Just like cats, dogs can spend many hours sleeping. The time they spend asleep enables them to recuperate from exertion, as well as to assimilate all the information acquired during the day.
But their sleep might not be as impenetrable as you might think, a new study suggests. Researchers in Hungary have discovered that canines can identify whether the sounds they hear while asleep are emitted by a fellow dog or a human.
They came to this conclusion after conducting an experiment with 13 pet dogs. The scientists recorded their brain electrical activity while they were asleep, in order to analyse the variations induced by sensory stimuli during the different sleep phases (slow wave and REM).
These stimuli were, in fact, vocalisations emitted by other dogs and humans. These included yelps, whines and growls, as well as coughs, laughs, sighs and yawns. To avoid startling the dogs awake, the researchers did not use “negative” vocalisations or sounds with sexual undertones.
This experimental protocol revealed that the dogs were able to determine whether the vocalisations they heard during sleep came from another dog or from a human, as well as their valence, i.e. the positive, negative or neutral nature of the emotion the sounds stirred in them.

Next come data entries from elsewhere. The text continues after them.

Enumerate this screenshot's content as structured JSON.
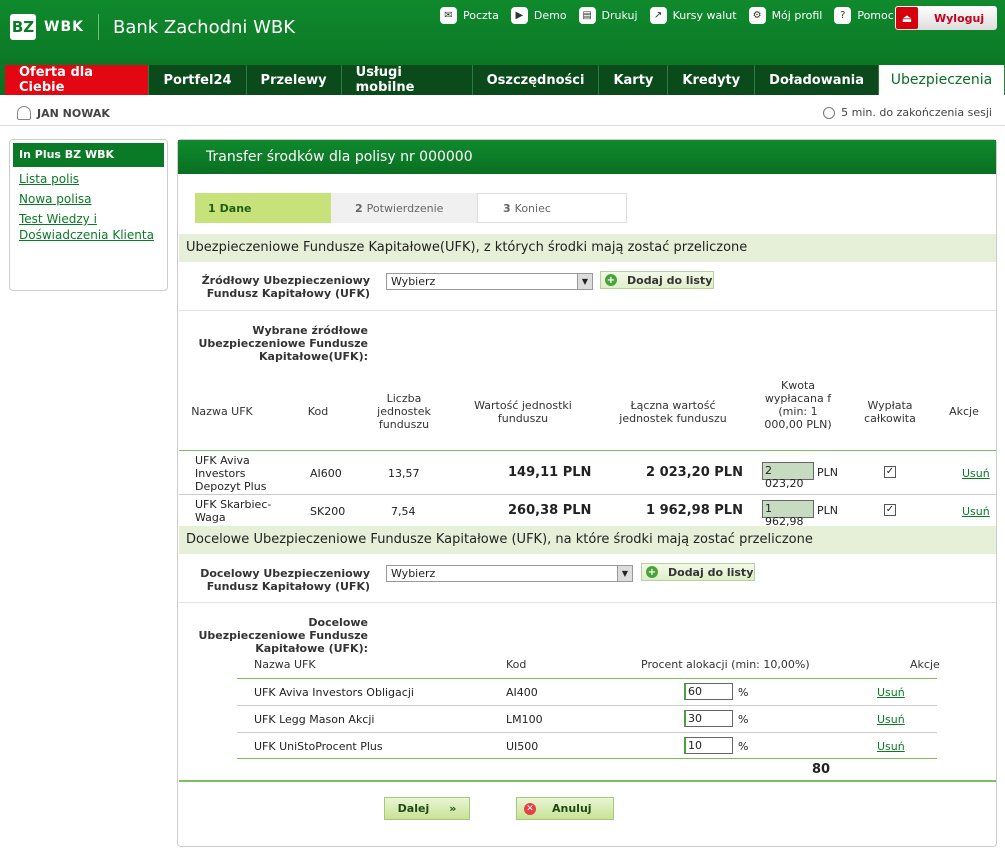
{
  "header": {
    "logo_mark": "BZ",
    "logo_text": "WBK",
    "bank_name": "Bank Zachodni WBK",
    "links": [
      "Poczta",
      "Demo",
      "Drukuj",
      "Kursy walut",
      "Mój profil",
      "Pomoc"
    ],
    "logout": "Wyloguj"
  },
  "nav": [
    "Oferta dla Ciebie",
    "Portfel24",
    "Przelewy",
    "Usługi mobilne",
    "Oszczędności",
    "Karty",
    "Kredyty",
    "Doładowania",
    "Ubezpieczenia"
  ],
  "user": {
    "name": "JAN NOWAK",
    "session": "5 min. do zakończenia sesji"
  },
  "sidebar": {
    "title": "In Plus BZ WBK",
    "links": [
      "Lista polis",
      "Nowa polisa",
      "Test Wiedzy i Doświadczenia Klienta"
    ]
  },
  "main": {
    "title": "Transfer środków dla polisy nr 000000",
    "steps": [
      {
        "num": "1",
        "label": "Dane"
      },
      {
        "num": "2",
        "label": "Potwierdzenie"
      },
      {
        "num": "3",
        "label": "Koniec"
      }
    ],
    "source_section": "Ubezpieczeniowe Fundusze Kapitałowe(UFK), z których środki mają zostać przeliczone",
    "source_field_label": "Źródłowy Ubezpieczeniowy Fundusz Kapitałowy (UFK)",
    "select_value": "Wybierz",
    "add_button": "Dodaj do listy",
    "selected_source_label": "Wybrane źródłowe Ubezpieczeniowe Fundusze Kapitałowe(UFK):",
    "source_columns": [
      "Nazwa UFK",
      "Kod",
      "Liczba jednostek funduszu",
      "Wartość jednostki funduszu",
      "Łączna wartość jednostek funduszu",
      "Kwota wypłacana f (min: 1 000,00 PLN)",
      "Wypłata całkowita",
      "Akcje"
    ],
    "source_rows": [
      {
        "name": "UFK Aviva Investors Depozyt Plus",
        "code": "AI600",
        "units": "13,57",
        "unit_value": "149,11 PLN",
        "total": "2 023,20 PLN",
        "amount": "2 023,20",
        "currency": "PLN",
        "full": "✓",
        "action": "Usuń"
      },
      {
        "name": "UFK Skarbiec-Waga",
        "code": "SK200",
        "units": "7,54",
        "unit_value": "260,38 PLN",
        "total": "1 962,98 PLN",
        "amount": "1 962,98",
        "currency": "PLN",
        "full": "✓",
        "action": "Usuń"
      }
    ],
    "target_section": "Docelowe Ubezpieczeniowe Fundusze Kapitałowe (UFK), na które środki mają zostać przeliczone",
    "target_field_label": "Docelowy Ubezpieczeniowy Fundusz Kapitałowy (UFK)",
    "selected_target_label": "Docelowe Ubezpieczeniowe Fundusze Kapitałowe (UFK):",
    "target_columns": [
      "Nazwa UFK",
      "Kod",
      "Procent alokacji (min: 10,00%)",
      "Akcje"
    ],
    "target_rows": [
      {
        "name": "UFK Aviva Investors Obligacji",
        "code": "AI400",
        "pct": "60",
        "unit": "%",
        "action": "Usuń"
      },
      {
        "name": "UFK Legg Mason Akcji",
        "code": "LM100",
        "pct": "30",
        "unit": "%",
        "action": "Usuń"
      },
      {
        "name": "UFK UniStoProcent Plus",
        "code": "UI500",
        "pct": "10",
        "unit": "%",
        "action": "Usuń"
      }
    ],
    "pct_total": "80",
    "next_button": "Dalej",
    "next_arrow": "»",
    "cancel_button": "Anuluj"
  }
}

“Dogs process information about emotional valence and species during sleep, actively reacting to the stimuli of their surroundings even in deep-sleep stages,” the researchers wrote in their paper, recently published in the journal “Scientific Reports”.
Other animals are able to do the same, including primates and mice. But this is the first time that dogs have been shown to be quite so sensitive to their environment while sleeping.
This finding must be treated with caution, however, due to the small number of dogs involved in the study and certain methodological limitations. Nonetheless, it improves our understanding of the brain function of these popular and cherished pets.